BEIJING: The French luxury brand Cartier is facing ridicule in China due to an ad with a Valentine’s theme that seems to show a gay couple described in a caption depicting “father-son” love.
Cartier posted a video on Chinese social media platform Weibo this week to promote his “Trinity” ring, which the brand described in the video’s caption depicting the “band of love” – ahead of the Qixi Festival in late August, one of China’s traditional valentines day equivalents.
The video showed groups of people laughing and embracing each other, including a man and a woman holding hands, two women lying on the ground together and two young men cycling while wearing matching rings.
The English tagline asks, “How far would you go for love?”
Many viewers interpreted the video, which did not specify the relationship between the people depicted, as showing gay and lesbian couples together with a heterosexual couple.
The top comment on Cartier’s Weibo post was a user who said “I feel this supports LGBT”, to which hundreds of other users responded with messages of support and praise as well as emojis for the pride flag.
But a caption published by Cartier’s online store on Alibaba’s Tmall platform during a photo of the same two men caused confusion and ridicule, especially since the couple appeared to be of a similar age.
The caption, which read “father and son, bound by love, enjoying the journey of life”, was “inconsistent” with the romantic photograph, users complained on the popular online forum Douban.

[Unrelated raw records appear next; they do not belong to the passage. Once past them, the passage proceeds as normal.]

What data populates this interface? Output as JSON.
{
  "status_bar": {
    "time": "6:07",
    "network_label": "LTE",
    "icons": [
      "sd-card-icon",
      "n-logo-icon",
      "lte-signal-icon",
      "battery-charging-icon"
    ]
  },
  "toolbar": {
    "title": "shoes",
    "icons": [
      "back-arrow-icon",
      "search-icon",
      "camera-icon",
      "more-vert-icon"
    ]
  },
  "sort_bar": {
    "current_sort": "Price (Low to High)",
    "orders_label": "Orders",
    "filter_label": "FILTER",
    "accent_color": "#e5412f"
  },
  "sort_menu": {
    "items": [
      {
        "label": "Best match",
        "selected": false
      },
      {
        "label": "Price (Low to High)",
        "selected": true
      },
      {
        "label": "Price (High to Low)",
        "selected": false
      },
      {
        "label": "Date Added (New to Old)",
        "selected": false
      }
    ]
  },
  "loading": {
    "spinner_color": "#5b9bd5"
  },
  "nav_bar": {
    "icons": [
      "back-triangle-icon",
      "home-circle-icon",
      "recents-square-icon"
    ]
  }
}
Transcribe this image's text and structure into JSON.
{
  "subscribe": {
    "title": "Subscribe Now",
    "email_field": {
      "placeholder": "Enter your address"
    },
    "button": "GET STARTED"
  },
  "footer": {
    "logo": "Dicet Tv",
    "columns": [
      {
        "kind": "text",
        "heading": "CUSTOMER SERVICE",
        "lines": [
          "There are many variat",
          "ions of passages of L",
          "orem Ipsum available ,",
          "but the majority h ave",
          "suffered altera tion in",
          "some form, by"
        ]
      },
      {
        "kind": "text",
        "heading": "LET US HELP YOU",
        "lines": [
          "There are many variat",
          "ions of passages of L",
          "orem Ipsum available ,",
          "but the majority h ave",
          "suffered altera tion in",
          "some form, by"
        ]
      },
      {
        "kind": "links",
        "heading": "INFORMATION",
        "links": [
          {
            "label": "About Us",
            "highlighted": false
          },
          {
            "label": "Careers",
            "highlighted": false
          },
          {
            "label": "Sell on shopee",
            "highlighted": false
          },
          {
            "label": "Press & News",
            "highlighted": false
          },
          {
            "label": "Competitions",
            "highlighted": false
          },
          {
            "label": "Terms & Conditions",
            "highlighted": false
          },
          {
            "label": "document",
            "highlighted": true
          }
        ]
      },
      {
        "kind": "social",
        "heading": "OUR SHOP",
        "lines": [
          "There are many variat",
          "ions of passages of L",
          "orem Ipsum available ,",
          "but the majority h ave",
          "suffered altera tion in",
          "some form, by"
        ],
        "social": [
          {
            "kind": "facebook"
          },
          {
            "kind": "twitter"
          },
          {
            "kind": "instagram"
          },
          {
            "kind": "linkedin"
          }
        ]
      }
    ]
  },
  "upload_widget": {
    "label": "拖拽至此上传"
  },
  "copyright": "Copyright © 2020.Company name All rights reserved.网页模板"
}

Online content in China, especially content showing LGBT people, is subject to heavy and often arbitrarily applied censorship.
In recent years, censorship has dampened discussions on social media, banned homosexuality in movies and even prevented the sale of rainbow-themed articles online.
But Cartier’s obvious caution has resurfaced.
“Ahahahahaha,” wrote one Douban user, “gay love has turned into incest.”
“If they are father and son, why do they buy matching rings?” asked another.
“So unnecessary!” commented on an LGBT-focused Weibo account.
Cartier, who did not immediately comment on the issue, is the latest in a long line of foreign brands whose marketing campaigns in China have failed.
Luxury fashion brands Versace, Coach and Givenchy apologize last year for making perceived fronts to China’s national sovereignty with T-shirts listing Hong Kong and Taiwan as separate countries, while Italy’s Dolce & Gabbana faced a 2018 boycott over racistly offensive social media posts.
Earlier this week, the French brand Balenciaga’s retro campaign for Chinese Valentine’s Day was criticized with the 1990 Times Global themes as “behind the times” and “just a perfect effort”.